> _Work order_: Copy the data exactly, line for line.

> _Provided data_:
Content starts
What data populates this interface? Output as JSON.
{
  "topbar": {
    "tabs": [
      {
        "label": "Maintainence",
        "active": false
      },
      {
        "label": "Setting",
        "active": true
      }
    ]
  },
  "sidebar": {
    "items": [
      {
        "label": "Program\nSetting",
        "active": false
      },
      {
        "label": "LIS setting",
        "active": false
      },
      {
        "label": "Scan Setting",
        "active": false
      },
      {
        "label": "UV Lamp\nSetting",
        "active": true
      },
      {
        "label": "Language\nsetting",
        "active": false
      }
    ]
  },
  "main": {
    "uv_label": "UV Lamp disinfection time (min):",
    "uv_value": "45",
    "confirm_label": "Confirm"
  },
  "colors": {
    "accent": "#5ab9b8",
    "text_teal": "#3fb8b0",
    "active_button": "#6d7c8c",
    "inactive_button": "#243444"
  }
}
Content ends
> _Output for this exercise_:
What data populates this interface? Output as JSON.
{
  "topbar": {
    "tabs": [
      {
        "label": "Maintainence",
        "active": false
      },
      {
        "label": "Setting",
        "active": true
      }
    ]
  },
  "sidebar": {
    "items": [
      {
        "label": "Program\nSetting",
        "active": false
      },
      {
        "label": "LIS setting",
        "active": false
      },
      {
        "label": "Scan Setting",
        "active": false
      },
      {
        "label": "UV Lamp\nSetting",
        "active": true
      },
      {
        "label": "Language\nsetting",
        "active": false
      }
    ]
  },
  "main": {
    "uv_label": "UV Lamp disinfection time (min):",
    "uv_value": "45",
    "confirm_label": "Confirm"
  },
  "colors": {
    "accent": "#5ab9b8",
    "text_teal": "#3fb8b0",
    "active_button": "#6d7c8c",
    "inactive_button": "#243444"
  }
}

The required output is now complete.